And since I don't want to end this blog post with screaming and finger-pointing, I'll leave you with these sweet little girls...
I'm a member of the PTO at Sage's school this year and my job is to create displays for the front hall. This winter we decided to make a "Giving Tree" where people could pluck off paper apples containing classroom material requests submitted by the teachers. The hope is that families will purchase some of these items and donate them to classrooms in need. As a former teacher I know how often I purchased items for my classroom without expecting reimbursement.
Here's the tree (pre-apples) that I made for the hallway:
After I stapled it to the wall I realized it was a little too fat but oh well, the kids didn't notice. I also made a felt banner with hand-cut letters in the style of the hand-drawn font on the title page:
While researching reference material for this project, I came across this animated version of the story I don't think I've ever seen before (though I've heard and/or read the story 100 times or more). It's from 1973 and narrated by Shel Silverstein himself.
Two weeks ago I received another custom plush commission and a young girl's "Googly Eyeball Lady" drawing arrived in my inbox:
I have to admit, as adorable and imaginative as she is, I was a bit intimidated by the task of recreating this 32-eyeballed lady. When I do a custom plush commission, it's important to me to stay as true to the child's work as possible. Since this was a very detailed line drawing, I did this custom plush a little different than others I've done - I copied it. Here's how:

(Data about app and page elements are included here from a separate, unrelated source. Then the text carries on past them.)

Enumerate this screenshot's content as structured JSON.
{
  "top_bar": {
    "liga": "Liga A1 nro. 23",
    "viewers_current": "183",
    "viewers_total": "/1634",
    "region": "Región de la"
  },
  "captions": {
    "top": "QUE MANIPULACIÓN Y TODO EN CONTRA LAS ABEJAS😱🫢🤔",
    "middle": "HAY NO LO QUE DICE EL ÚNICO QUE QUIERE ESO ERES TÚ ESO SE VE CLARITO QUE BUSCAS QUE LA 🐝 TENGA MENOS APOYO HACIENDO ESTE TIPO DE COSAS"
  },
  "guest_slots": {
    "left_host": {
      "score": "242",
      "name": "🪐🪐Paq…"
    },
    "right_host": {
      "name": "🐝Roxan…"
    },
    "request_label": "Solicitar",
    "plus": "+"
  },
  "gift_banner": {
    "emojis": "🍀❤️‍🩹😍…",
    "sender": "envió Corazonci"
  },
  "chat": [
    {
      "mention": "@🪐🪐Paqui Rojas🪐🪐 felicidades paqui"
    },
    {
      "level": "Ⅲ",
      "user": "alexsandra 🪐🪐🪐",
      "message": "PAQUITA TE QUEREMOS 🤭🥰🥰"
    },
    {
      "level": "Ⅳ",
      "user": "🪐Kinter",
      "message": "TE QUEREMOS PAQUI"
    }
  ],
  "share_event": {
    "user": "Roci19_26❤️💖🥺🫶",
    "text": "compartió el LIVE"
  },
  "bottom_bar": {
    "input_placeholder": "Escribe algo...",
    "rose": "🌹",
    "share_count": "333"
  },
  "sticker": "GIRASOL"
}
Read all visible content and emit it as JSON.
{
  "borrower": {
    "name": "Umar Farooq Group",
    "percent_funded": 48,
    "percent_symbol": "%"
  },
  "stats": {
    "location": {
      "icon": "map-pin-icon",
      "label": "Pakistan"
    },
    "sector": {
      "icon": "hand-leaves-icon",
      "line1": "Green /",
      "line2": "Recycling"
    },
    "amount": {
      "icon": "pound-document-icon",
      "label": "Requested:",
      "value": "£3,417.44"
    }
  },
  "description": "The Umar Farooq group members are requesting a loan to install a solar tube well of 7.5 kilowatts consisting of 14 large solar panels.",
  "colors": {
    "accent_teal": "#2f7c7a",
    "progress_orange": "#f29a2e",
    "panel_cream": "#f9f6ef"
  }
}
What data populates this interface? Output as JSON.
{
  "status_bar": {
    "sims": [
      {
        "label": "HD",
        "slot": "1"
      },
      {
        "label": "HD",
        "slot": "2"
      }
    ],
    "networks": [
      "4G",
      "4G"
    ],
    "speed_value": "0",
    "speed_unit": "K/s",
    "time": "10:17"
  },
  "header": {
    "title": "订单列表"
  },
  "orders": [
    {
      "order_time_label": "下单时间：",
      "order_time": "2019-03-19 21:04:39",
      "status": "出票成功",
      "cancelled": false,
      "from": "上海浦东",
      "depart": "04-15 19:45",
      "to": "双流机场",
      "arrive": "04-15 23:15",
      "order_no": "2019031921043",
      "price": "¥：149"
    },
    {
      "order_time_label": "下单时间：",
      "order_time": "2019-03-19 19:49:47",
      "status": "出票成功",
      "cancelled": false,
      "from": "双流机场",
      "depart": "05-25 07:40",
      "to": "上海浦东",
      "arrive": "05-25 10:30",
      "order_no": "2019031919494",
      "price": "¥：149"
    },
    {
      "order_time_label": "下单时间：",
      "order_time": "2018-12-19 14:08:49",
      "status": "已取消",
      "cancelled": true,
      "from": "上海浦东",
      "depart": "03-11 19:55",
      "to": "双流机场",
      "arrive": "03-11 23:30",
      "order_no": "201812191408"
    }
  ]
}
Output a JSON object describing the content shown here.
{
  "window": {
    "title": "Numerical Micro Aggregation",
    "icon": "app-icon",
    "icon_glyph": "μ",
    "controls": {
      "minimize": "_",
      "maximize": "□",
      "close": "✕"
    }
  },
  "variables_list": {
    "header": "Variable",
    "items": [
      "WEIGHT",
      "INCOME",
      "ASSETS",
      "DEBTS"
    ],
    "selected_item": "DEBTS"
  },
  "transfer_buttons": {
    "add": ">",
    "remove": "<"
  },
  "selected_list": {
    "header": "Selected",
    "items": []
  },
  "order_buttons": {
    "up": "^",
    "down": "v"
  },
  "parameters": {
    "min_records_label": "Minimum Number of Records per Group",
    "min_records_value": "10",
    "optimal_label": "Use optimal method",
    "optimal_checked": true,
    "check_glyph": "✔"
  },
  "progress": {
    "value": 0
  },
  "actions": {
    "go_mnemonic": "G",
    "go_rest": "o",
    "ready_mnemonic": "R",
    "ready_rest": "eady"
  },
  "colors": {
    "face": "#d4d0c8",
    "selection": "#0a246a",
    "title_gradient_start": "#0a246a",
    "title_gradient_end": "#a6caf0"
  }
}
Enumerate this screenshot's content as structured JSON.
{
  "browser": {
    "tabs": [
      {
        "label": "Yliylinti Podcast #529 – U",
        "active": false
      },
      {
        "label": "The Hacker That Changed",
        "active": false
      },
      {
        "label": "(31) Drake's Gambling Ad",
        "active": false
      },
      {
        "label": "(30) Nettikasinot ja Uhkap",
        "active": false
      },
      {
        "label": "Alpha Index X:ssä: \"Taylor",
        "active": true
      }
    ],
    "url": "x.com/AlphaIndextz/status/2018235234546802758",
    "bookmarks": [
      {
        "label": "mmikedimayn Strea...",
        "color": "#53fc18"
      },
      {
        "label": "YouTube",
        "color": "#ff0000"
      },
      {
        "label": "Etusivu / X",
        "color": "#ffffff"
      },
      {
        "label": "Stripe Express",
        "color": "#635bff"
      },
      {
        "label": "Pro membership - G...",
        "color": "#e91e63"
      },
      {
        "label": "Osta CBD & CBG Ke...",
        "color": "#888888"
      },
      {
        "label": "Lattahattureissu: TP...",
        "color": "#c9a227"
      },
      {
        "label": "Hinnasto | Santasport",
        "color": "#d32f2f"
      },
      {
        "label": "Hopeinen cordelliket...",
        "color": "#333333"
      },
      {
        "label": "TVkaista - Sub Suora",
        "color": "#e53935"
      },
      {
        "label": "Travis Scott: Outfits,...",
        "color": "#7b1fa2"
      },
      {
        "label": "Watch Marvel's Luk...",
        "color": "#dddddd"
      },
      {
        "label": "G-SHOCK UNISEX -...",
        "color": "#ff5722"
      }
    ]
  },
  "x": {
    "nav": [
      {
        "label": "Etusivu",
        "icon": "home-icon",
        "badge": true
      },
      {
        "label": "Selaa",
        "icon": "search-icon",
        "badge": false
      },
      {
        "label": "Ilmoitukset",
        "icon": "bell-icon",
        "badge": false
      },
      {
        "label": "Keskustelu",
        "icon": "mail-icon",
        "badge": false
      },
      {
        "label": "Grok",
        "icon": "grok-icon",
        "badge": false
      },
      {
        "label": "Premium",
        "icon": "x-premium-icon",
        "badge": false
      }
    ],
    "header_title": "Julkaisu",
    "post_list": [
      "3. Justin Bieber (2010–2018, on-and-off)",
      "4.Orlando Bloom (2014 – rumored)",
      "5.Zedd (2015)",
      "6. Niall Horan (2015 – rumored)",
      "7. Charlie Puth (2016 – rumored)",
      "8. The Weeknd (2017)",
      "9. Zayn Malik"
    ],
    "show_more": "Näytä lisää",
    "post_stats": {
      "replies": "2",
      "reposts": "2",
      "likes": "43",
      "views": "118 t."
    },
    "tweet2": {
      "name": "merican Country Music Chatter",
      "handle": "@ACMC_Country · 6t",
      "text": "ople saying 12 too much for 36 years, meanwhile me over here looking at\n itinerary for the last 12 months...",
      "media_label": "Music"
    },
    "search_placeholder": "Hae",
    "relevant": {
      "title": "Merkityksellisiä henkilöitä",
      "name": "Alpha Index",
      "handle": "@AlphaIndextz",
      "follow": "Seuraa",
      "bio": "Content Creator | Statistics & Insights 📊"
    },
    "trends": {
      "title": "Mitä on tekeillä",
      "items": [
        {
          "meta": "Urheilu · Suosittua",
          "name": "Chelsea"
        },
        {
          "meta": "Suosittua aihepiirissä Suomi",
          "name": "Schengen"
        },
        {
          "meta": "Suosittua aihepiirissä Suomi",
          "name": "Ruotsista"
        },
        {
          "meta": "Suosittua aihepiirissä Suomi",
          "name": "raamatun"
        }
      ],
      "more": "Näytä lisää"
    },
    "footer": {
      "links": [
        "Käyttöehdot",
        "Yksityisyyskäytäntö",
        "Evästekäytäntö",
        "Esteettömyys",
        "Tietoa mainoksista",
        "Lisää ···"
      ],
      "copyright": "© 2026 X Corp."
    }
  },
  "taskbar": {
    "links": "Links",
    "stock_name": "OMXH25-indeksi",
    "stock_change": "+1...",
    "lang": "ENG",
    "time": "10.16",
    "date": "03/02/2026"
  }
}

First, I enlarged it in Photoshop and printed it out in three parts which I then taped back together:
Then, since the line drawing was faint, I traced it with a Sharpie:
and place it under white fabric and traced it with a pencil:
You can barely see the pencil lines here without the drawing underneath:
First, I ironed on some stabilizer to give it added strength. Next, I referred to the original often as I sewed over the lines with an embroidery stitch on my sewing machine. When the stitching was completed, I ironed another layer of thin stabilizer onto the back to seal it and secure any loose stitches.
Here's a picture in progress I sent to to my customer so she could select a fabric for the back:
She chose this one:
And here's the finished product:
The Googly Eyeball Lady is now a Huggable Cuddly Googly Eyeball Lady.